[Dataset rows describing interfaces]

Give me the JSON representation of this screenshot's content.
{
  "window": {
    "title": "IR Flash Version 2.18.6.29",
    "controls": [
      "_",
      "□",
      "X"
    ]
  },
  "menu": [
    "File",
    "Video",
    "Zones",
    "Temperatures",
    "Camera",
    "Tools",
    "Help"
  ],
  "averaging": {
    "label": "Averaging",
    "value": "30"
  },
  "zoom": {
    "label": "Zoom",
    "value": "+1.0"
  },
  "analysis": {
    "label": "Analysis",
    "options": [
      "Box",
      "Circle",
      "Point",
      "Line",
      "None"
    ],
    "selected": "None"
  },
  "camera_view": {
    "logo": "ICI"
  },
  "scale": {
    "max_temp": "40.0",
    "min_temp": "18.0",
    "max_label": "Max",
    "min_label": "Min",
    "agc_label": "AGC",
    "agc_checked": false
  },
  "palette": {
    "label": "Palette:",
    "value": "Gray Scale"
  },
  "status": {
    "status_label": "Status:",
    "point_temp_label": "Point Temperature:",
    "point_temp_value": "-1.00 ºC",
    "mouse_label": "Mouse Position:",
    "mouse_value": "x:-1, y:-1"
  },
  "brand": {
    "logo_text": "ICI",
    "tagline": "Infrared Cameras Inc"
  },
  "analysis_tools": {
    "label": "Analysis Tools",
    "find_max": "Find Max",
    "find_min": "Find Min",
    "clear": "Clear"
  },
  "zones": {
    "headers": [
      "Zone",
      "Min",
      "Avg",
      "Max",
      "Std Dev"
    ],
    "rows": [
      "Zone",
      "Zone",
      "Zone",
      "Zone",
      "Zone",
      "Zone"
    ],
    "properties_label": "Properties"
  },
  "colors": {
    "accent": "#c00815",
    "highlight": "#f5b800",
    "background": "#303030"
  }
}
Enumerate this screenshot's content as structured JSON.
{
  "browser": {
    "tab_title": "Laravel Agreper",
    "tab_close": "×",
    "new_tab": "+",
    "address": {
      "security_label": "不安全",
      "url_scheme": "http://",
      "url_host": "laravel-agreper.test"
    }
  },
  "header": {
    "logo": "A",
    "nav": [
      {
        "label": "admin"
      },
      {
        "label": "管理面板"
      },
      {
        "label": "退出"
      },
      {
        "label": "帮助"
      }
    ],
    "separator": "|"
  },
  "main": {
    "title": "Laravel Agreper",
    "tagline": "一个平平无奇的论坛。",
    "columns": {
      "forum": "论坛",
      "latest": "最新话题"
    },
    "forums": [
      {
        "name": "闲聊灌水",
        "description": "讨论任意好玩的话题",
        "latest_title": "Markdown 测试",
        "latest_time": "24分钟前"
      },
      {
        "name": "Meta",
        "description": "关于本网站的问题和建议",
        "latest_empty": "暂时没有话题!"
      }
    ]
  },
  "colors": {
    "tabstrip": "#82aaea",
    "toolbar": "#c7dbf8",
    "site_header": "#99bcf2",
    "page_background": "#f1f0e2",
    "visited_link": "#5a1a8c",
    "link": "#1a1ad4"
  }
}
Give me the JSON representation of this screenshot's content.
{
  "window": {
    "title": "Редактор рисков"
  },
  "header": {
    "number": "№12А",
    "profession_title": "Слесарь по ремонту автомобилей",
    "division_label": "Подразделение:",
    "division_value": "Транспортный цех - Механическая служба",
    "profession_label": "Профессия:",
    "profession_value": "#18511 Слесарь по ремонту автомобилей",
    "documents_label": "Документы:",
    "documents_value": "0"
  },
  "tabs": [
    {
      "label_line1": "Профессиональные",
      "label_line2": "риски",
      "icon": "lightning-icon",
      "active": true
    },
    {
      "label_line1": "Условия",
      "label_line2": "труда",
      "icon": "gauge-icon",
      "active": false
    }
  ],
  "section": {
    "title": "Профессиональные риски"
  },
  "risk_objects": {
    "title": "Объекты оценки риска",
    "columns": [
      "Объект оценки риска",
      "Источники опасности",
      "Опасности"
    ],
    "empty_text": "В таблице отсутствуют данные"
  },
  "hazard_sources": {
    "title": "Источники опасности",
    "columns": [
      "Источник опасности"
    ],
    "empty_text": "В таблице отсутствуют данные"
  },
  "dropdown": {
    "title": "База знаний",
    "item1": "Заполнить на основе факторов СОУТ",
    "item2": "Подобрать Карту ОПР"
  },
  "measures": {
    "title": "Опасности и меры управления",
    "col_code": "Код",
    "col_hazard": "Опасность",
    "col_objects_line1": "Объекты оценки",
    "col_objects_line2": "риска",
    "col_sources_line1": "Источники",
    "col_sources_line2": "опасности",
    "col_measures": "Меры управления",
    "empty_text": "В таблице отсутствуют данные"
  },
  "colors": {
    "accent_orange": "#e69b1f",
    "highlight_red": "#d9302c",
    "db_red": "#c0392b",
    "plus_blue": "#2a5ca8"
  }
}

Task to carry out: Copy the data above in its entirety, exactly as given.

Exercise output:
Give me the JSON representation of this screenshot's content.
{
  "window": {
    "title": "IR Flash Version 2.18.6.29",
    "controls": [
      "_",
      "□",
      "X"
    ]
  },
  "menu": [
    "File",
    "Video",
    "Zones",
    "Temperatures",
    "Camera",
    "Tools",
    "Help"
  ],
  "averaging": {
    "label": "Averaging",
    "value": "30"
  },
  "zoom": {
    "label": "Zoom",
    "value": "+1.0"
  },
  "analysis": {
    "label": "Analysis",
    "options": [
      "Box",
      "Circle",
      "Point",
      "Line",
      "None"
    ],
    "selected": "None"
  },
  "camera_view": {
    "logo": "ICI"
  },
  "scale": {
    "max_temp": "40.0",
    "min_temp": "18.0",
    "max_label": "Max",
    "min_label": "Min",
    "agc_label": "AGC",
    "agc_checked": false
  },
  "palette": {
    "label": "Palette:",
    "value": "Gray Scale"
  },
  "status": {
    "status_label": "Status:",
    "point_temp_label": "Point Temperature:",
    "point_temp_value": "-1.00 ºC",
    "mouse_label": "Mouse Position:",
    "mouse_value": "x:-1, y:-1"
  },
  "brand": {
    "logo_text": "ICI",
    "tagline": "Infrared Cameras Inc"
  },
  "analysis_tools": {
    "label": "Analysis Tools",
    "find_max": "Find Max",
    "find_min": "Find Min",
    "clear": "Clear"
  },
  "zones": {
    "headers": [
      "Zone",
      "Min",
      "Avg",
      "Max",
      "Std Dev"
    ],
    "rows": [
      "Zone",
      "Zone",
      "Zone",
      "Zone",
      "Zone",
      "Zone"
    ],
    "properties_label": "Properties"
  },
  "colors": {
    "accent": "#c00815",
    "highlight": "#f5b800",
    "background": "#303030"
  }
}
Enumerate this screenshot's content as structured JSON.
{
  "browser": {
    "tab_title": "Laravel Agreper",
    "tab_close": "×",
    "new_tab": "+",
    "address": {
      "security_label": "不安全",
      "url_scheme": "http://",
      "url_host": "laravel-agreper.test"
    }
  },
  "header": {
    "logo": "A",
    "nav": [
      {
        "label": "admin"
      },
      {
        "label": "管理面板"
      },
      {
        "label": "退出"
      },
      {
        "label": "帮助"
      }
    ],
    "separator": "|"
  },
  "main": {
    "title": "Laravel Agreper",
    "tagline": "一个平平无奇的论坛。",
    "columns": {
      "forum": "论坛",
      "latest": "最新话题"
    },
    "forums": [
      {
        "name": "闲聊灌水",
        "description": "讨论任意好玩的话题",
        "latest_title": "Markdown 测试",
        "latest_time": "24分钟前"
      },
      {
        "name": "Meta",
        "description": "关于本网站的问题和建议",
        "latest_empty": "暂时没有话题!"
      }
    ]
  },
  "colors": {
    "tabstrip": "#82aaea",
    "toolbar": "#c7dbf8",
    "site_header": "#99bcf2",
    "page_background": "#f1f0e2",
    "visited_link": "#5a1a8c",
    "link": "#1a1ad4"
  }
}
Give me the JSON representation of this screenshot's content.
{
  "window": {
    "title": "Редактор рисков"
  },
  "header": {
    "number": "№12А",
    "profession_title": "Слесарь по ремонту автомобилей",
    "division_label": "Подразделение:",
    "division_value": "Транспортный цех - Механическая служба",
    "profession_label": "Профессия:",
    "profession_value": "#18511 Слесарь по ремонту автомобилей",
    "documents_label": "Документы:",
    "documents_value": "0"
  },
  "tabs": [
    {
      "label_line1": "Профессиональные",
      "label_line2": "риски",
      "icon": "lightning-icon",
      "active": true
    },
    {
      "label_line1": "Условия",
      "label_line2": "труда",
      "icon": "gauge-icon",
      "active": false
    }
  ],
  "section": {
    "title": "Профессиональные риски"
  },
  "risk_objects": {
    "title": "Объекты оценки риска",
    "columns": [
      "Объект оценки риска",
      "Источники опасности",
      "Опасности"
    ],
    "empty_text": "В таблице отсутствуют данные"
  },
  "hazard_sources": {
    "title": "Источники опасности",
    "columns": [
      "Источник опасности"
    ],
    "empty_text": "В таблице отсутствуют данные"
  },
  "dropdown": {
    "title": "База знаний",
    "item1": "Заполнить на основе факторов СОУТ",
    "item2": "Подобрать Карту ОПР"
  },
  "measures": {
    "title": "Опасности и меры управления",
    "col_code": "Код",
    "col_hazard": "Опасность",
    "col_objects_line1": "Объекты оценки",
    "col_objects_line2": "риска",
    "col_sources_line1": "Источники",
    "col_sources_line2": "опасности",
    "col_measures": "Меры управления",
    "empty_text": "В таблице отсутствуют данные"
  },
  "colors": {
    "accent_orange": "#e69b1f",
    "highlight_red": "#d9302c",
    "db_red": "#c0392b",
    "plus_blue": "#2a5ca8"
  }
}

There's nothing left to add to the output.